_WORK INSTRUCTION_. Where in the data does the word "this" appear? Find those lines and copy them.

_RECORD SET_.
━━━━

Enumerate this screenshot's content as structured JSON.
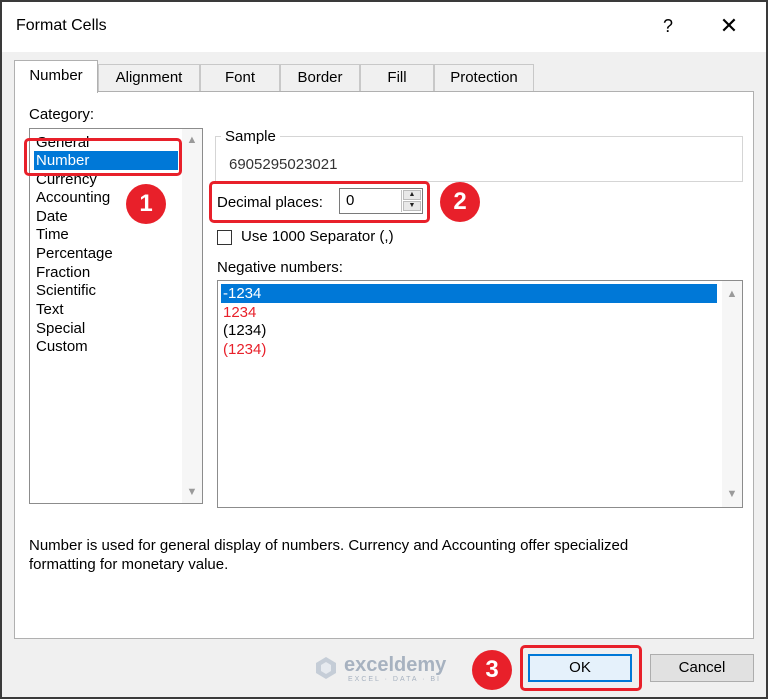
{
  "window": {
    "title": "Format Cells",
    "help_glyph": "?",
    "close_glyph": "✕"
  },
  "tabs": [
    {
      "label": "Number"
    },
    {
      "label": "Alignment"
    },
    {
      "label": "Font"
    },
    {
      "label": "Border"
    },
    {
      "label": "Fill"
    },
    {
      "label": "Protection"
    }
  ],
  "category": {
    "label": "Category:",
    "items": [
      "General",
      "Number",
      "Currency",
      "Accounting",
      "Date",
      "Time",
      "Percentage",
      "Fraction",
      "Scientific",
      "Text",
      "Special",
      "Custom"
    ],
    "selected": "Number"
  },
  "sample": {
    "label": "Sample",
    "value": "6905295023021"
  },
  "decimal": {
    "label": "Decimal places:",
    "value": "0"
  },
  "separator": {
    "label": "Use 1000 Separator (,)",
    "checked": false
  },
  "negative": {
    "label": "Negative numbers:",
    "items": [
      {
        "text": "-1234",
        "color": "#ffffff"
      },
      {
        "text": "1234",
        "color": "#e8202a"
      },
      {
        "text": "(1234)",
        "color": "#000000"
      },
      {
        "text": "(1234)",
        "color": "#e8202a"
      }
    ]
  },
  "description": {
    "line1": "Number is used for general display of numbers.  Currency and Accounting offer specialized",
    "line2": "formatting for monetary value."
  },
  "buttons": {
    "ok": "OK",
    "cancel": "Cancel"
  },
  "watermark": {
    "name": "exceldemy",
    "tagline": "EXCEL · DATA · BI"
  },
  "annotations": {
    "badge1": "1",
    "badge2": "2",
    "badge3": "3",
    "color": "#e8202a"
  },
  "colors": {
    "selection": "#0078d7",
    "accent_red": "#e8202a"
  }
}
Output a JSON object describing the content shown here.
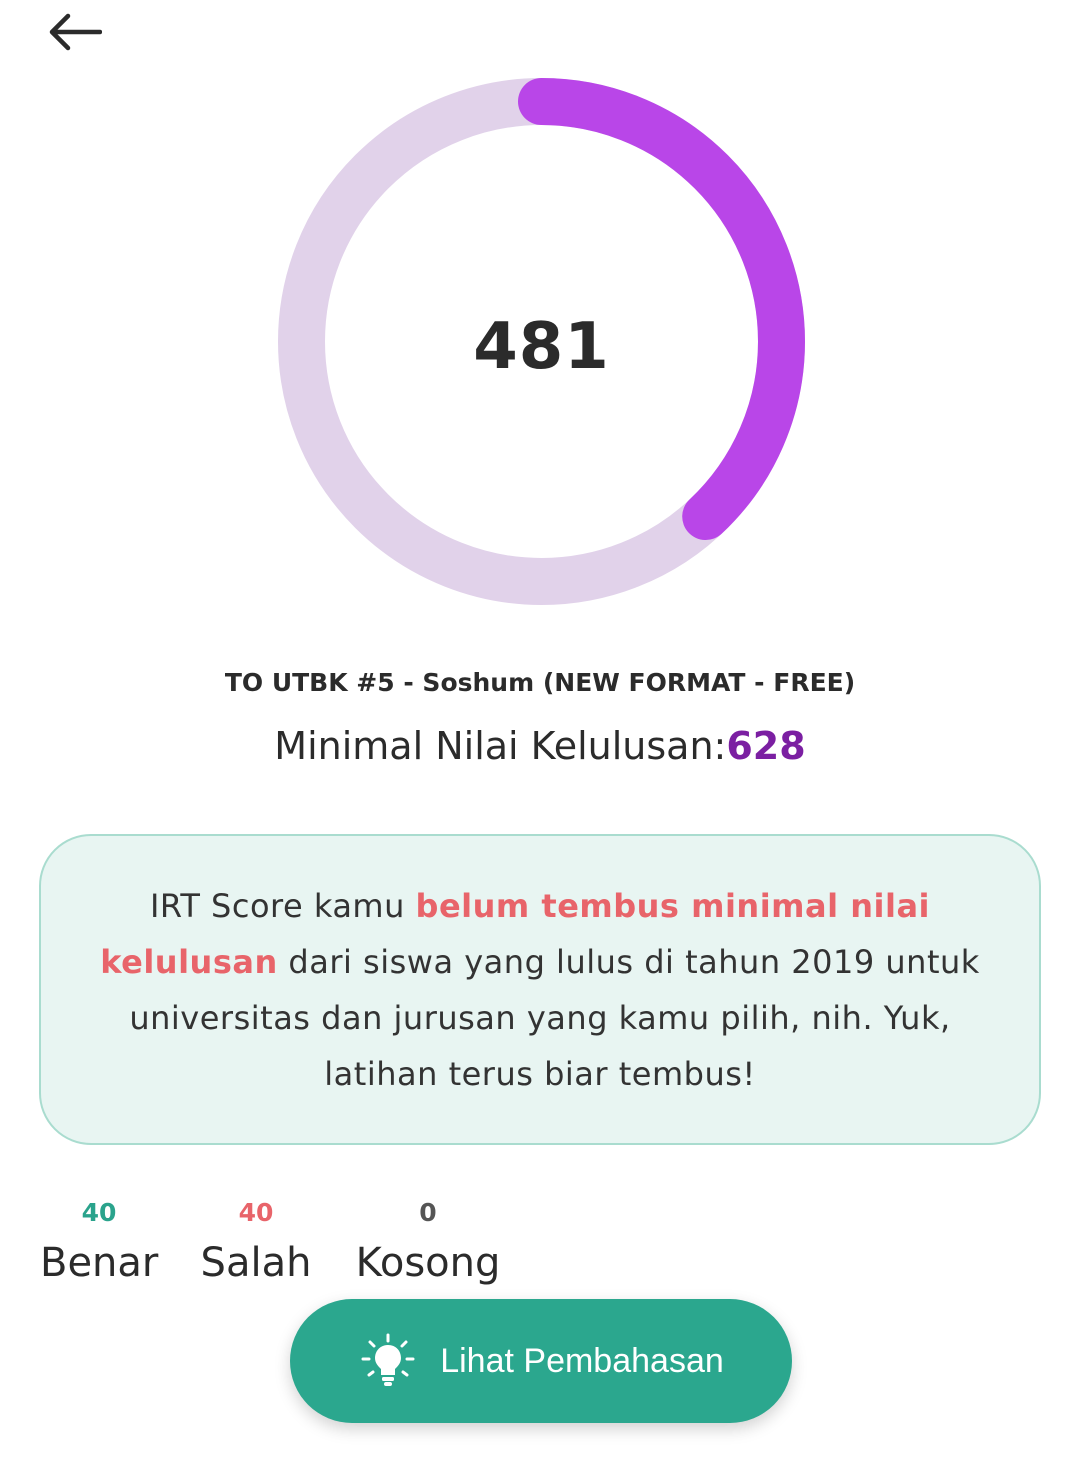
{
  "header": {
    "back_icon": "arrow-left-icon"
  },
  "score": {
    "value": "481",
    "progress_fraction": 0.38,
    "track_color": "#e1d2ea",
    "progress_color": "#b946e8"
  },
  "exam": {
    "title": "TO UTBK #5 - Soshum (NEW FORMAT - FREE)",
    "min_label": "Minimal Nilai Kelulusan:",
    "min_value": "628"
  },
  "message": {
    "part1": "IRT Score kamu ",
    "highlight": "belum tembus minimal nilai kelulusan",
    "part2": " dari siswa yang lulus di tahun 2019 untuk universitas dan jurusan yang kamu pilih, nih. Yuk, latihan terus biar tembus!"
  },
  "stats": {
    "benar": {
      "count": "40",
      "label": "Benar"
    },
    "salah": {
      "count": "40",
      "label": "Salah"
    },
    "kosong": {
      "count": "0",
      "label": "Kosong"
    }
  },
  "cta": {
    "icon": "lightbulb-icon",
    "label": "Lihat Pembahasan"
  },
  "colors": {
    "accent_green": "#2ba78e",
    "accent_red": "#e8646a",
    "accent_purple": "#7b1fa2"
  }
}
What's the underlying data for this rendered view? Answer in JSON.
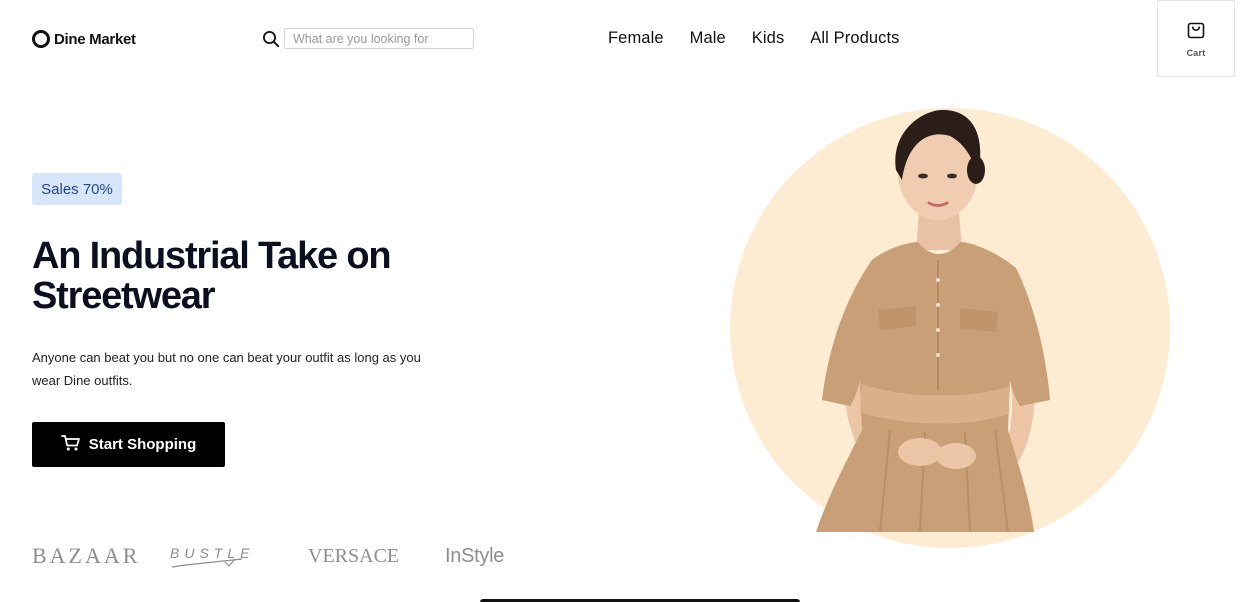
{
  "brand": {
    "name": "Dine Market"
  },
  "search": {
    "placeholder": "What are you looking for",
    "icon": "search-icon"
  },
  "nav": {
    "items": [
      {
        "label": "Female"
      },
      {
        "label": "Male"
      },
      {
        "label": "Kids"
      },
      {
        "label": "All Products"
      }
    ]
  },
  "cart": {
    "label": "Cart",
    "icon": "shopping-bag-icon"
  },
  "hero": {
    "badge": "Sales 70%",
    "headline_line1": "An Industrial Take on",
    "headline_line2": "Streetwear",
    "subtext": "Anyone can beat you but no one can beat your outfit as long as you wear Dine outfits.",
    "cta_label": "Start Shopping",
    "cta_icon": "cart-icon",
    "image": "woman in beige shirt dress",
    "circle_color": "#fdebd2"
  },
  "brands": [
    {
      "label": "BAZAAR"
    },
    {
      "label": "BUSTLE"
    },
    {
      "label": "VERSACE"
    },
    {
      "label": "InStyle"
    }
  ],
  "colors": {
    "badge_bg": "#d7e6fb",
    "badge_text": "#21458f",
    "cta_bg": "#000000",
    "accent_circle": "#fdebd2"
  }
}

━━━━

_RESPONSE TO THE TASK_.
Enumerate this screenshot's content as structured JSON.
What's the underlying data for this rendered view? Answer in JSON.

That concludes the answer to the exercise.